BACKGROUND: There is uncertainty about the most appropriate ways to manage non-respiratory sleep disturbances in children with neurodisabilities (NDs).
OBJECTIVE: To assess the clinical effectiveness and safety of NHS-relevant pharmacological and non-pharmacological interventions to manage sleep disturbance in children and young people with NDs, who have non-respiratory sleep disturbance.
DATA SOURCES: Sixteen databases, including The Cochrane Central Register of Controlled Trials, EMBASE and MEDLINE, were searched up to February 2017, and grey literature searches and hand-searches were conducted.
REVIEW METHODS: For pharmacological interventions, only randomised controlled trials (RCTs) were included. For non-pharmacological interventions, RCTs, non-randomised controlled studies and before-and-after studies were included. Data were extracted and quality assessed by two researchers. Meta-analysis and narrative synthesis were undertaken. Data on parents' and children's experiences of receiving a sleep disturbance intervention were collated into themes and reported narratively.
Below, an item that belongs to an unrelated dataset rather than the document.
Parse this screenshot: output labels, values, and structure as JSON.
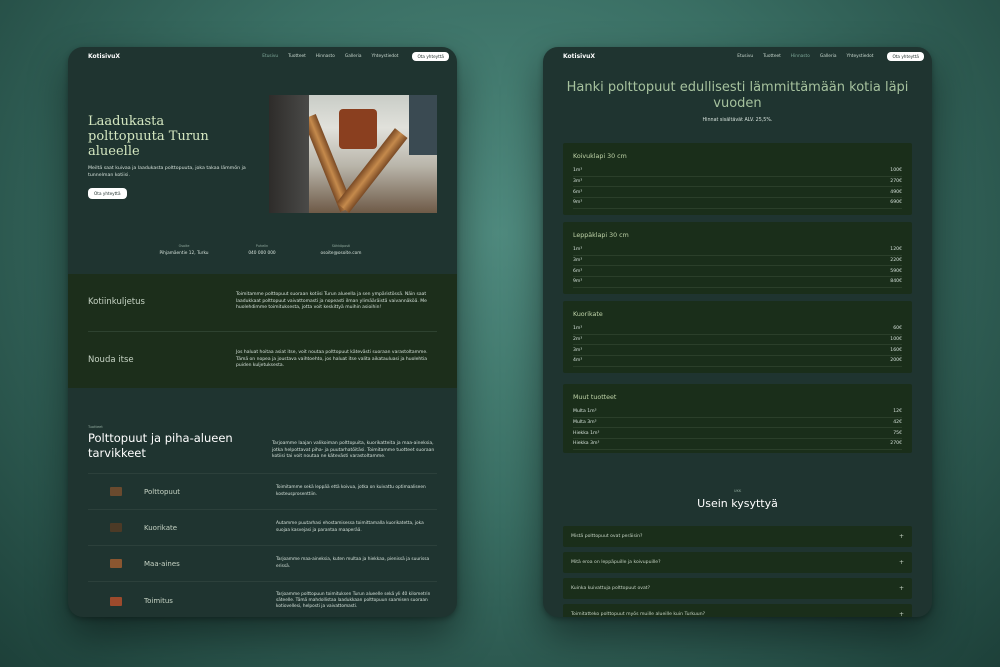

RESULTS: Thirty-nine studies were included. Sample sizes ranged from 5 to 244 participants. Thirteen RCTs evaluated oral melatonin. Twenty-six studies (12 RCTs and 14 before-and-after studies) evaluated non-pharmacological interventions, including comprehensive parent-directed tailored (n = 9) and non-tailored (n = 8) interventions, non-comprehensive parent-directed interventions (n = 2) and other non-pharmacological interventions (n = 7). All but one study were reported as having a high or unclear risk of bias, and studies were generally poorly reported. There was a statistically significant increase in diary-reported total sleep time (TST), which was the most commonly reported outcome for melatonin compared with placebo [pooled mean difference 29.6 minutes, 95% confidence interval (CI) 6.9 to 52.4 minutes; p = 0.01]; however, statistical heterogeneity was extremely high (97%). For the single melatonin study that was rated as having a low risk of bias, the mean increase in TST was 13.2 minutes and the lower CI included the possibility of reduced sleep time (95% CI -13.3 to 39.7 minutes). There was mixed evidence about the clinical effectiveness of the non-pharmacological interventions. Sixteen studies included interventions that investigated the feasibility, acceptability and/or parent or clinician views of sleep disturbance interventions. The majority of these studies reported the 'family experience' of non-pharmacological interventions.
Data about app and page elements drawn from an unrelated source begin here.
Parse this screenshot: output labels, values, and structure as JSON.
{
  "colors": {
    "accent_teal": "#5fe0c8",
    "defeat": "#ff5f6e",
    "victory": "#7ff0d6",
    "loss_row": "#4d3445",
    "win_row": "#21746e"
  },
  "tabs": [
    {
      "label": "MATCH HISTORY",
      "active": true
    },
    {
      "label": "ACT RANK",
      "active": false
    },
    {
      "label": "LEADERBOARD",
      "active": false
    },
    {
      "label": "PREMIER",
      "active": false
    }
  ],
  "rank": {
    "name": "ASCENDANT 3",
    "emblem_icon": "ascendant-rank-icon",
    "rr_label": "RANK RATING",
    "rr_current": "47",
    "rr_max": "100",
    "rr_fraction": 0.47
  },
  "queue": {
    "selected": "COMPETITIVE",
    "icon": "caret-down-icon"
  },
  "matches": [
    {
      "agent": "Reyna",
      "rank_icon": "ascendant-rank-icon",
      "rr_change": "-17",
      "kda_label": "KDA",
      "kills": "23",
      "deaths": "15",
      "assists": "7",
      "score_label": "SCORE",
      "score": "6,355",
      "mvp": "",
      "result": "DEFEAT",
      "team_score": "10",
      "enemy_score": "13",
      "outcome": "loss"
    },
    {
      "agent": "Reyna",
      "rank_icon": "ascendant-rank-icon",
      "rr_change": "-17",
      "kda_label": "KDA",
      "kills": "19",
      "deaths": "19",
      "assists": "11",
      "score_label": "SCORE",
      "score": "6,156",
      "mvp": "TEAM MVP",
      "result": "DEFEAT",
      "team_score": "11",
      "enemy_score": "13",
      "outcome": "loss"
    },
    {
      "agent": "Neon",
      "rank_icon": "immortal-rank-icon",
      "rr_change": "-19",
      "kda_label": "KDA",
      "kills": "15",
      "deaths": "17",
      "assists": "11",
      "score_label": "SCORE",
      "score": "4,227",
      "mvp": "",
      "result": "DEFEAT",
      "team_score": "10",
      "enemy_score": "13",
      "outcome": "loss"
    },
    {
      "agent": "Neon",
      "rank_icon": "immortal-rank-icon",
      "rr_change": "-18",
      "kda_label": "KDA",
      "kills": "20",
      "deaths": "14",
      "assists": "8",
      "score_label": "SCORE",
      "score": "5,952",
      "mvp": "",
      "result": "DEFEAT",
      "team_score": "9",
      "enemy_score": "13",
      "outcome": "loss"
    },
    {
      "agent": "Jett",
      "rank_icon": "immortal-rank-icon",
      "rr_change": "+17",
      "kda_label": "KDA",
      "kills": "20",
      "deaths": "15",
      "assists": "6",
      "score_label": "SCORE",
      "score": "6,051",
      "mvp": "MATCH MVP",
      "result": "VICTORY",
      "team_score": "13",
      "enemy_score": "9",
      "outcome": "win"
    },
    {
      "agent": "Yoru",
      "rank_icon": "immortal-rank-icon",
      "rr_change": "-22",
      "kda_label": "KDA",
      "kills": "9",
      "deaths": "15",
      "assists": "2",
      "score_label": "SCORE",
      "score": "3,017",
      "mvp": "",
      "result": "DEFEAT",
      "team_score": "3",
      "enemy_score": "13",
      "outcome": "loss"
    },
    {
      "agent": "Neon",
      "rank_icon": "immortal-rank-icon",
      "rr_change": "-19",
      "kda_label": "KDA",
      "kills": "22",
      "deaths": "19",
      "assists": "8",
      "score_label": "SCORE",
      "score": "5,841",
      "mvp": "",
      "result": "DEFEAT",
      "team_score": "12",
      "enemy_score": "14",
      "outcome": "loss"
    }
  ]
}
LIMITATIONS: Planned subgroup analysis was possible in only a small number of melatonin trials.
CONCLUSIONS: There is some evidence of benefit for melatonin compared with placebo, but the degree of benefit is uncertain. There are various types of non-pharmacological interventions for managing sleep disturbance; however, clinical and methodological heterogeneity, few RCTs, a lack of standardised outcome measures and risk of bias means that it is not possible to draw conclusions with regard to their effectiveness. Future work should include the development of a core outcome, further evaluation of the clinical effectiveness and cost-effectiveness of pharmacological and non-pharmacological interventions and research exploring the prevention of, and methods for identifying, sleep disturbance. Research mapping current practices and exploring families' understanding of sleep disturbance and their experiences of obtaining help may facilitate service provision development.
STUDY REGISTRATION: This study is registered as PROSPERO CRD42016034067.
FUNDING: The National Institute for Health Research Health Technology Assessment programme.